[Records from a collection]
━━━

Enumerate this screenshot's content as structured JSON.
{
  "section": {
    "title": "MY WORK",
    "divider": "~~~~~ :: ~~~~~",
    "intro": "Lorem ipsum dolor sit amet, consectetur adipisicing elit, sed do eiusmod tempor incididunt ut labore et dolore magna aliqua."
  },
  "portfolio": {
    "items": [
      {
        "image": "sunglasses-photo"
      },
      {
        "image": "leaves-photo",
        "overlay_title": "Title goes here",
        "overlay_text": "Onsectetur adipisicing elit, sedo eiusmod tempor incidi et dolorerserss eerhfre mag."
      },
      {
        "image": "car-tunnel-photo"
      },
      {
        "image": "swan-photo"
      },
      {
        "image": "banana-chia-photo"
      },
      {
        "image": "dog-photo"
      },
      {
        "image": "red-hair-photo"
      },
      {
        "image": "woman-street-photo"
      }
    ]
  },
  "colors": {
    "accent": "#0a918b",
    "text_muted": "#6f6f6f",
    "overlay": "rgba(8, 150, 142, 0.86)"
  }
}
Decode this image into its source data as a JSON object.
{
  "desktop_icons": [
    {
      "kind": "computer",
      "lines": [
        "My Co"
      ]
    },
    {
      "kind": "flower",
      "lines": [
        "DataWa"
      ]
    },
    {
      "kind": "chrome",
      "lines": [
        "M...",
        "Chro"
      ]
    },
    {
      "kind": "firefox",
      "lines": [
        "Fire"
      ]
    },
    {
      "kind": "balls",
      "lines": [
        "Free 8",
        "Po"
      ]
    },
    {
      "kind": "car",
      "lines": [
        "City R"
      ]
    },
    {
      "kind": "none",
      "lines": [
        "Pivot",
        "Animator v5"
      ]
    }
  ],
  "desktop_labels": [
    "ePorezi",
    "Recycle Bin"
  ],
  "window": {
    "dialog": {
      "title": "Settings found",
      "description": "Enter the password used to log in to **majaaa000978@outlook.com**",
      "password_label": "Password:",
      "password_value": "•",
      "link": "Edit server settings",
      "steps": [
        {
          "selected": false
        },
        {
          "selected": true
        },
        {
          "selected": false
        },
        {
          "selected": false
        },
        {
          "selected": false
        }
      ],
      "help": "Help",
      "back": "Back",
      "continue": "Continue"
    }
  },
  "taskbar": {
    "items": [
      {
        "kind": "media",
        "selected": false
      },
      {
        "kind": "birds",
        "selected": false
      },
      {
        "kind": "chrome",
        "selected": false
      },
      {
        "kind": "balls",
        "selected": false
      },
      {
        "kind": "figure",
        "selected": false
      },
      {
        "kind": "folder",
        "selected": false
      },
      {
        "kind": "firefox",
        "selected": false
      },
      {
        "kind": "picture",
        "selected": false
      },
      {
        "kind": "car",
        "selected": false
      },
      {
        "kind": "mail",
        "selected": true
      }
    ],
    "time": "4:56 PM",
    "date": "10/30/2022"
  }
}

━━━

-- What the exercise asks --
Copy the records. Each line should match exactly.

-- Exercise solution --
Enumerate this screenshot's content as structured JSON.
{
  "section": {
    "title": "MY WORK",
    "divider": "~~~~~ :: ~~~~~",
    "intro": "Lorem ipsum dolor sit amet, consectetur adipisicing elit, sed do eiusmod tempor incididunt ut labore et dolore magna aliqua."
  },
  "portfolio": {
    "items": [
      {
        "image": "sunglasses-photo"
      },
      {
        "image": "leaves-photo",
        "overlay_title": "Title goes here",
        "overlay_text": "Onsectetur adipisicing elit, sedo eiusmod tempor incidi et dolorerserss eerhfre mag."
      },
      {
        "image": "car-tunnel-photo"
      },
      {
        "image": "swan-photo"
      },
      {
        "image": "banana-chia-photo"
      },
      {
        "image": "dog-photo"
      },
      {
        "image": "red-hair-photo"
      },
      {
        "image": "woman-street-photo"
      }
    ]
  },
  "colors": {
    "accent": "#0a918b",
    "text_muted": "#6f6f6f",
    "overlay": "rgba(8, 150, 142, 0.86)"
  }
}
Decode this image into its source data as a JSON object.
{
  "desktop_icons": [
    {
      "kind": "computer",
      "lines": [
        "My Co"
      ]
    },
    {
      "kind": "flower",
      "lines": [
        "DataWa"
      ]
    },
    {
      "kind": "chrome",
      "lines": [
        "M...",
        "Chro"
      ]
    },
    {
      "kind": "firefox",
      "lines": [
        "Fire"
      ]
    },
    {
      "kind": "balls",
      "lines": [
        "Free 8",
        "Po"
      ]
    },
    {
      "kind": "car",
      "lines": [
        "City R"
      ]
    },
    {
      "kind": "none",
      "lines": [
        "Pivot",
        "Animator v5"
      ]
    }
  ],
  "desktop_labels": [
    "ePorezi",
    "Recycle Bin"
  ],
  "window": {
    "dialog": {
      "title": "Settings found",
      "description": "Enter the password used to log in to **majaaa000978@outlook.com**",
      "password_label": "Password:",
      "password_value": "•",
      "link": "Edit server settings",
      "steps": [
        {
          "selected": false
        },
        {
          "selected": true
        },
        {
          "selected": false
        },
        {
          "selected": false
        },
        {
          "selected": false
        }
      ],
      "help": "Help",
      "back": "Back",
      "continue": "Continue"
    }
  },
  "taskbar": {
    "items": [
      {
        "kind": "media",
        "selected": false
      },
      {
        "kind": "birds",
        "selected": false
      },
      {
        "kind": "chrome",
        "selected": false
      },
      {
        "kind": "balls",
        "selected": false
      },
      {
        "kind": "figure",
        "selected": false
      },
      {
        "kind": "folder",
        "selected": false
      },
      {
        "kind": "firefox",
        "selected": false
      },
      {
        "kind": "picture",
        "selected": false
      },
      {
        "kind": "car",
        "selected": false
      },
      {
        "kind": "mail",
        "selected": true
      }
    ],
    "time": "4:56 PM",
    "date": "10/30/2022"
  }
}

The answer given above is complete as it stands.